Of course it does. Gender bias is most evident in certain occupations and certain fields of study. For those certain fields of study, women least pursue college degrees in physical science and mathematics. One article that brings attention to this issue is Cassidy R. Sugimoto’s article, “The Subtle Ways Gender Gaps Persist in Science.”
According to the article, “Women have made gains in the life sciences, where they receive some 70 percent of bachelor’s degrees, yet they hold only 38 percent of assistant professorships in the field, and only 24 percent of the full professorships.” Women are receiving college degrees; but they seem to be held back by some sort of invisible force. According to Sugimoto, American women earning doctorates in these fields peaked at 28 percent in 2009. However that number has been on the decline ever since.
Although more women are getting more educated and receiving more college degrees, they are little to no progress for women in physical science, mathematics, and the mentorship that goes along those fields.

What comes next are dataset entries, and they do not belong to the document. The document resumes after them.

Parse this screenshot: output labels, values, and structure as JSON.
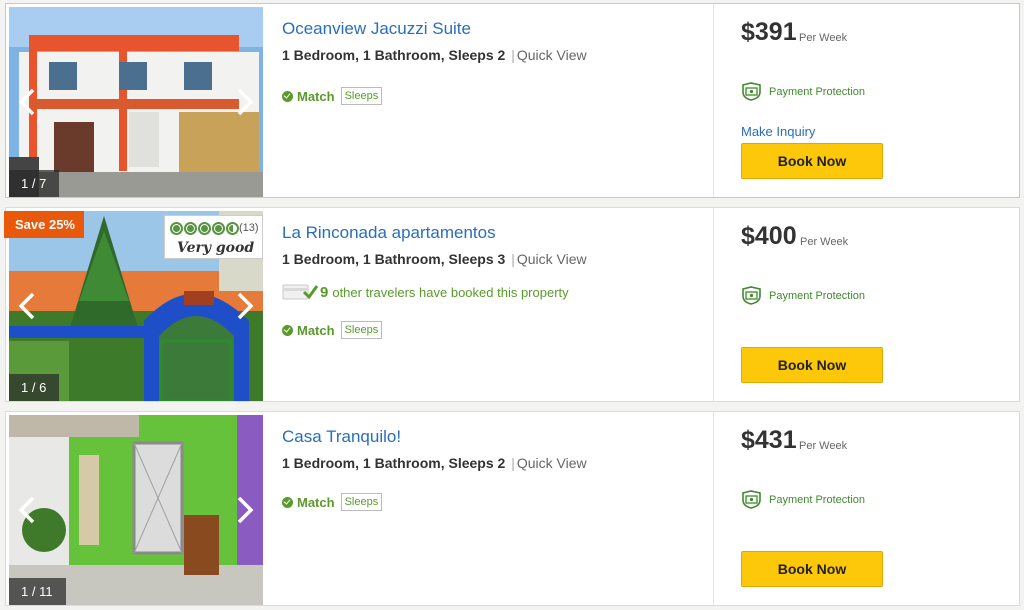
{
  "listings": [
    {
      "title": "Oceanview Jacuzzi Suite",
      "bedrooms": "1 Bedroom,",
      "bathrooms": "1 Bathroom,",
      "sleeps": "Sleeps 2",
      "quick_view": "Quick View",
      "match": "Match",
      "sleeps_tag": "Sleeps",
      "photo_counter": "1 / 7",
      "price": "$391",
      "per": "Per Week",
      "payment_protection": "Payment Protection",
      "make_inquiry": "Make Inquiry",
      "book_now": "Book Now"
    },
    {
      "title": "La Rinconada apartamentos",
      "bedrooms": "1 Bedroom,",
      "bathrooms": "1 Bathroom,",
      "sleeps": "Sleeps 3",
      "quick_view": "Quick View",
      "booked_count": "9",
      "booked_text": "other travelers have booked this property",
      "match": "Match",
      "sleeps_tag": "Sleeps",
      "photo_counter": "1 / 6",
      "save_badge": "Save 25%",
      "rating_count": "(13)",
      "rating_label": "Very good",
      "rating_value": 4.5,
      "price": "$400",
      "per": "Per Week",
      "payment_protection": "Payment Protection",
      "book_now": "Book Now"
    },
    {
      "title": "Casa Tranquilo!",
      "bedrooms": "1 Bedroom,",
      "bathrooms": "1 Bathroom,",
      "sleeps": "Sleeps 2",
      "quick_view": "Quick View",
      "match": "Match",
      "sleeps_tag": "Sleeps",
      "photo_counter": "1 / 11",
      "price": "$431",
      "per": "Per Week",
      "payment_protection": "Payment Protection",
      "book_now": "Book Now"
    }
  ],
  "colors": {
    "link": "#2a6ebb",
    "match_green": "#5a9a2c",
    "book_button": "#fdc70a",
    "save_badge": "#e8590c"
  },
  "icons": [
    "chevron-left-icon",
    "chevron-right-icon",
    "check-circle-icon",
    "payment-protection-icon",
    "credit-card-icon",
    "checkmark-icon",
    "rating-bubble-icon"
  ]
}
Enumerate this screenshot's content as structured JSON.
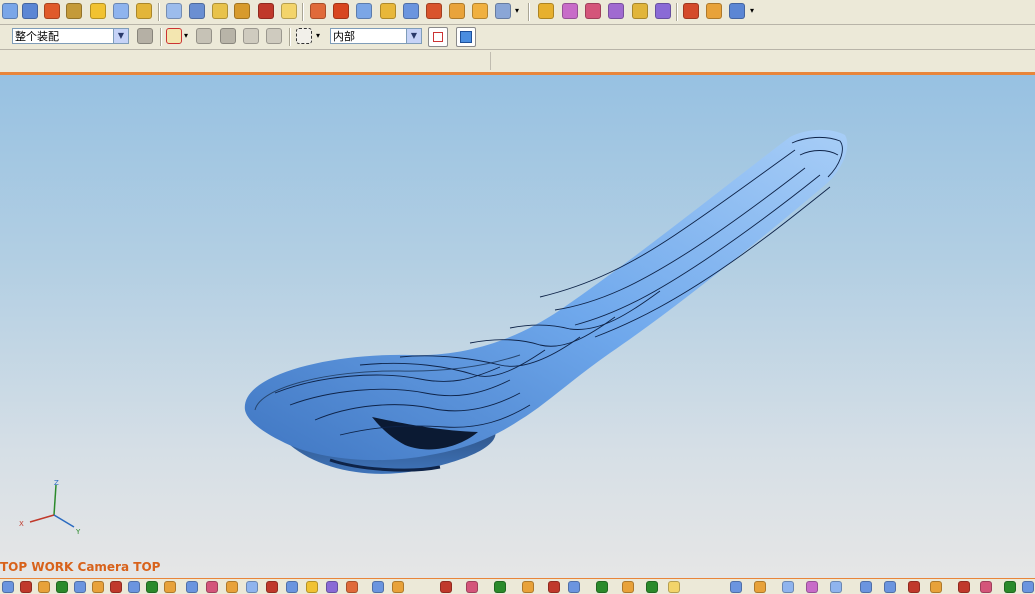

I believe what Sugimoto was trying to bring attention to was that there still is gender bias especially in those fields despite being aware of gender bias and gender inequality. There are still significantly less women than men pursuing these fields of study. Sugimoto mentions the disadvantages of poor mentorship that women were attributed with. She also mentions that publications and citations are rare for women.
I believe Sugimoto is right that these are some of the reasons why less women than men are pursuing physical science and mathematics occupations and degrees. I also agree with Wendy M. Williams from Cornell University, that the more younger girls are exposed to higher advanced mathematics, we will see an increase in females pursuing those related careers.
If I were to add to Sugimoto’s article, a couple of ways I think we can change to improve women population in these physical science and mathematics field is to have equal pay, hire and scout for more female employees, offer higher mathematics option in all elementary and grade level schools.
As an engineering student, I know first hand that female students pursuing my field of study is very limited. I do hope to see more females studying in my field and those of high mathematics. It would be nice to have more intellectual female friends that share the same interests. 🙂